• _Problem statement_
Filter the data for "shortcut" and copy matching lines.

• _Material to process_
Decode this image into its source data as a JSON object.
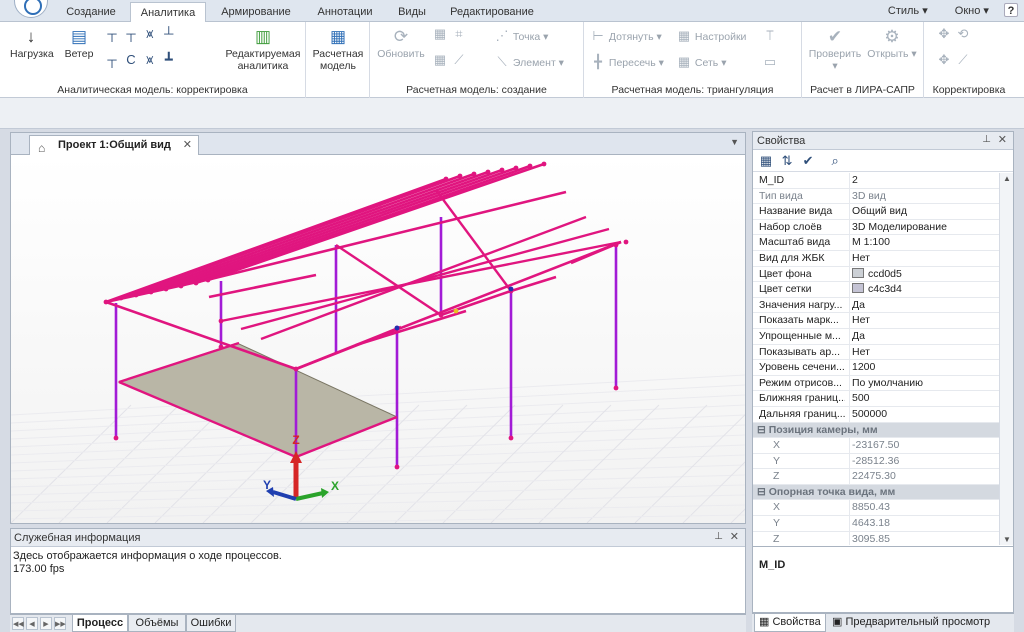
{
  "ribbon_tabs": [
    {
      "label": "Создание",
      "active": false
    },
    {
      "label": "Аналитика",
      "active": true
    },
    {
      "label": "Армирование",
      "active": false
    },
    {
      "label": "Аннотации",
      "active": false
    },
    {
      "label": "Виды",
      "active": false
    },
    {
      "label": "Редактирование",
      "active": false
    }
  ],
  "title_right": {
    "style": "Стиль",
    "window": "Окно",
    "help": "?"
  },
  "ribbon": {
    "group_analytic": {
      "label": "Аналитическая модель: корректировка",
      "load": "Нагрузка",
      "wind": "Ветер",
      "edit_analytic": "Редактируемая аналитика"
    },
    "group_calc_model": {
      "label": "",
      "button": "Расчетная модель"
    },
    "group_create": {
      "label": "Расчетная модель: создание",
      "update": "Обновить",
      "point": "Точка",
      "element": "Элемент"
    },
    "group_triang": {
      "label": "Расчетная модель: триангуляция",
      "extend": "Дотянуть",
      "intersect": "Пересечь",
      "settings": "Настройки",
      "mesh": "Сеть"
    },
    "group_lira": {
      "label": "Расчет в ЛИРА-САПР",
      "check": "Проверить",
      "open": "Открыть"
    },
    "group_correct": {
      "label": "Корректировка"
    }
  },
  "document": {
    "tab_title": "Проект 1:Общий вид"
  },
  "axes": {
    "x": "X",
    "y": "Y",
    "z": "Z"
  },
  "colors": {
    "frame": "#e0157f",
    "columns": "#a21bd6",
    "slab": "#b9b6a6",
    "grid": "#c4c3d4"
  },
  "output": {
    "title": "Служебная информация",
    "lines": [
      "Здесь отображается информация о ходе процессов.",
      "173.00 fps"
    ]
  },
  "bottom_tabs": [
    "Процесс",
    "Объёмы",
    "Ошибки"
  ],
  "properties": {
    "title": "Свойства",
    "rows": [
      {
        "name": "M_ID",
        "value": "2",
        "ro": false
      },
      {
        "name": "Тип вида",
        "value": "3D вид",
        "ro": true
      },
      {
        "name": "Название вида",
        "value": "Общий вид",
        "ro": false
      },
      {
        "name": "Набор слоёв",
        "value": "3D Моделирование",
        "ro": false
      },
      {
        "name": "Масштаб вида",
        "value": "М 1:100",
        "ro": false
      },
      {
        "name": "Вид для ЖБК",
        "value": "Нет",
        "ro": false
      },
      {
        "name": "Цвет фона",
        "value": "ccd0d5",
        "ro": false
      },
      {
        "name": "Цвет сетки",
        "value": "c4c3d4",
        "ro": false
      },
      {
        "name": "Значения нагру...",
        "value": "Да",
        "ro": false
      },
      {
        "name": "Показать марк...",
        "value": "Нет",
        "ro": false
      },
      {
        "name": "Упрощенные м...",
        "value": "Да",
        "ro": false
      },
      {
        "name": "Показывать ар...",
        "value": "Нет",
        "ro": false
      },
      {
        "name": "Уровень сечени...",
        "value": "1200",
        "ro": false
      },
      {
        "name": "Режим отрисов...",
        "value": "По умолчанию",
        "ro": false
      },
      {
        "name": "Ближняя границ...",
        "value": "500",
        "ro": false
      },
      {
        "name": "Дальняя границ...",
        "value": "500000",
        "ro": false
      }
    ],
    "camera_title": "Позиция камеры, мм",
    "camera": [
      {
        "name": "X",
        "value": "-23167.50"
      },
      {
        "name": "Y",
        "value": "-28512.36"
      },
      {
        "name": "Z",
        "value": "22475.30"
      }
    ],
    "target_title": "Опорная точка вида, мм",
    "target": [
      {
        "name": "X",
        "value": "8850.43"
      },
      {
        "name": "Y",
        "value": "4643.18"
      },
      {
        "name": "Z",
        "value": "3095.85"
      }
    ],
    "description": "M_ID"
  },
  "props_tabs": [
    "Свойства",
    "Предварительный просмотр"
  ]
}
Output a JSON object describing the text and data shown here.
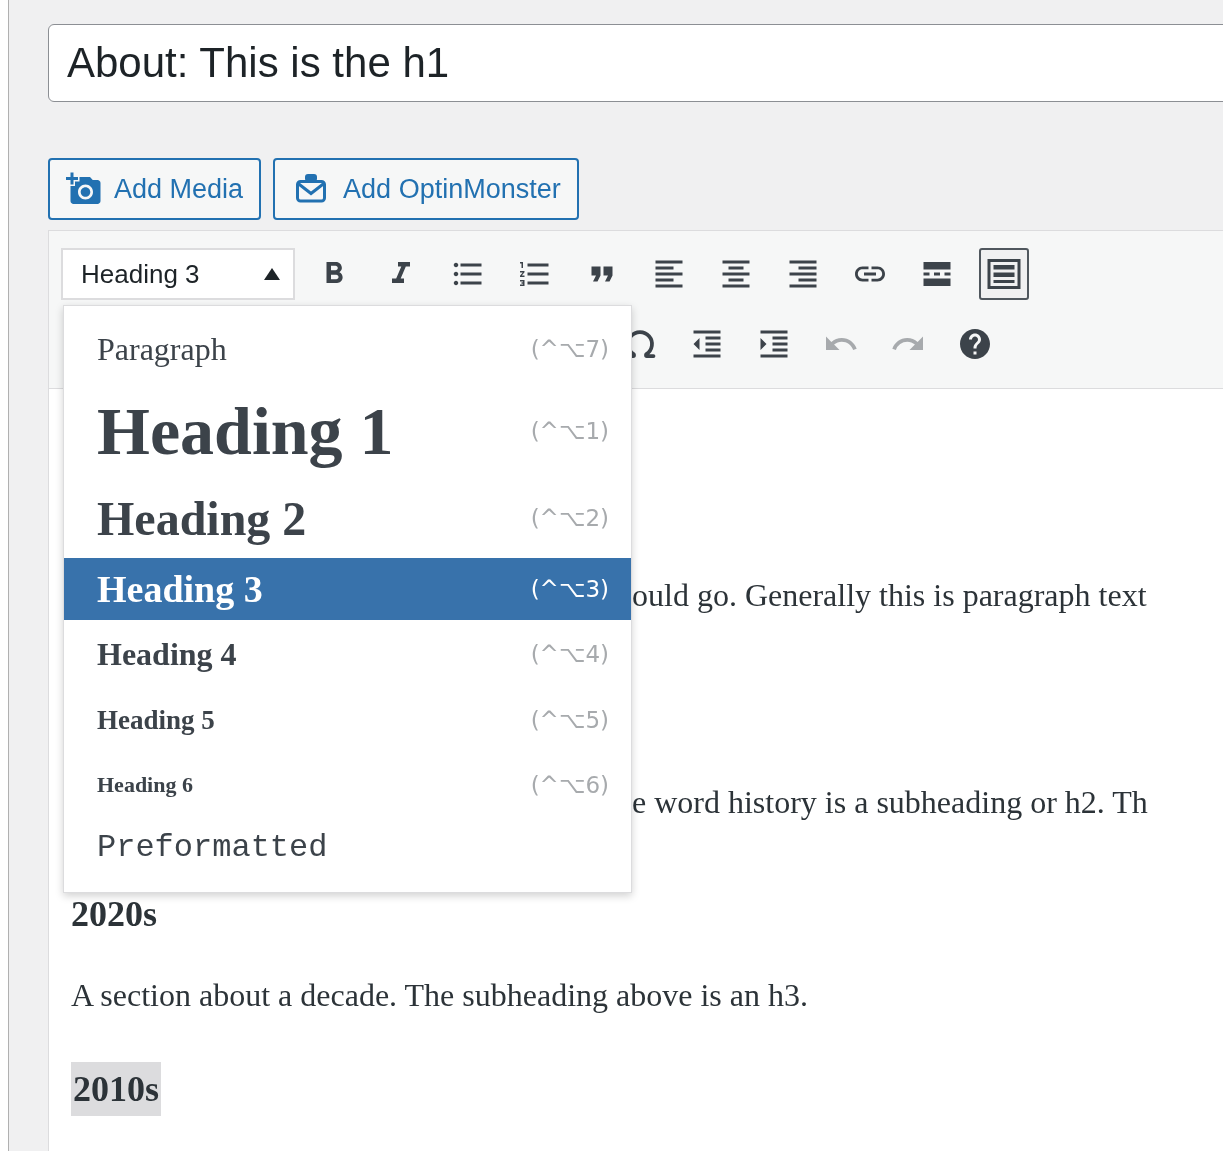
{
  "title_field": {
    "value": "About: This is the h1"
  },
  "media_buttons": [
    {
      "kind": "media",
      "label": "Add Media"
    },
    {
      "kind": "optin",
      "label": "Add OptinMonster"
    }
  ],
  "toolbar": {
    "format_select": {
      "value": "Heading 3",
      "expanded": true
    },
    "row_1": [
      {
        "kind": "bold"
      },
      {
        "kind": "italic"
      },
      {
        "kind": "bullets"
      },
      {
        "kind": "numbers"
      },
      {
        "kind": "quote"
      },
      {
        "kind": "align-left"
      },
      {
        "kind": "align-center"
      },
      {
        "kind": "align-right"
      },
      {
        "kind": "link"
      },
      {
        "kind": "more"
      },
      {
        "kind": "kitchen-sink",
        "pressed": true
      }
    ],
    "row_2": [
      {
        "kind": "omega",
        "disabled": false
      },
      {
        "kind": "outdent",
        "disabled": false
      },
      {
        "kind": "indent",
        "disabled": false
      },
      {
        "kind": "undo",
        "disabled": true
      },
      {
        "kind": "redo",
        "disabled": true
      },
      {
        "kind": "help",
        "disabled": false
      }
    ]
  },
  "format_menu": [
    {
      "kind": "p",
      "label": "Paragraph",
      "shortcut": "(^⌥7)",
      "selected": false
    },
    {
      "kind": "h1",
      "label": "Heading 1",
      "shortcut": "(^⌥1)",
      "selected": false
    },
    {
      "kind": "h2",
      "label": "Heading 2",
      "shortcut": "(^⌥2)",
      "selected": false
    },
    {
      "kind": "h3",
      "label": "Heading 3",
      "shortcut": "(^⌥3)",
      "selected": true
    },
    {
      "kind": "h4",
      "label": "Heading 4",
      "shortcut": "(^⌥4)",
      "selected": false
    },
    {
      "kind": "h5",
      "label": "Heading 5",
      "shortcut": "(^⌥5)",
      "selected": false
    },
    {
      "kind": "h6",
      "label": "Heading 6",
      "shortcut": "(^⌥6)",
      "selected": false
    },
    {
      "kind": "pre",
      "label": "Preformatted",
      "selected": false
    }
  ],
  "content": [
    {
      "kind": "paragraph",
      "text": "ould go. Generally this is paragraph text",
      "covered": true
    },
    {
      "kind": "paragraph",
      "text": "e word history is a subheading or h2. Th",
      "covered": true
    },
    {
      "kind": "h3",
      "text": "2020s",
      "covered": false
    },
    {
      "kind": "paragraph",
      "text": "A section about a decade. The subheading above is an h3.",
      "covered": false
    },
    {
      "kind": "h3",
      "text": "2010s",
      "covered": false,
      "highlighted": true
    }
  ]
}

• _Solution for this exercise_
      "shortcut": "(^⌥7)",
      "shortcut": "(^⌥1)",
      "shortcut": "(^⌥2)",
      "shortcut": "(^⌥3)",
      "shortcut": "(^⌥4)",
      "shortcut": "(^⌥5)",
      "shortcut": "(^⌥6)",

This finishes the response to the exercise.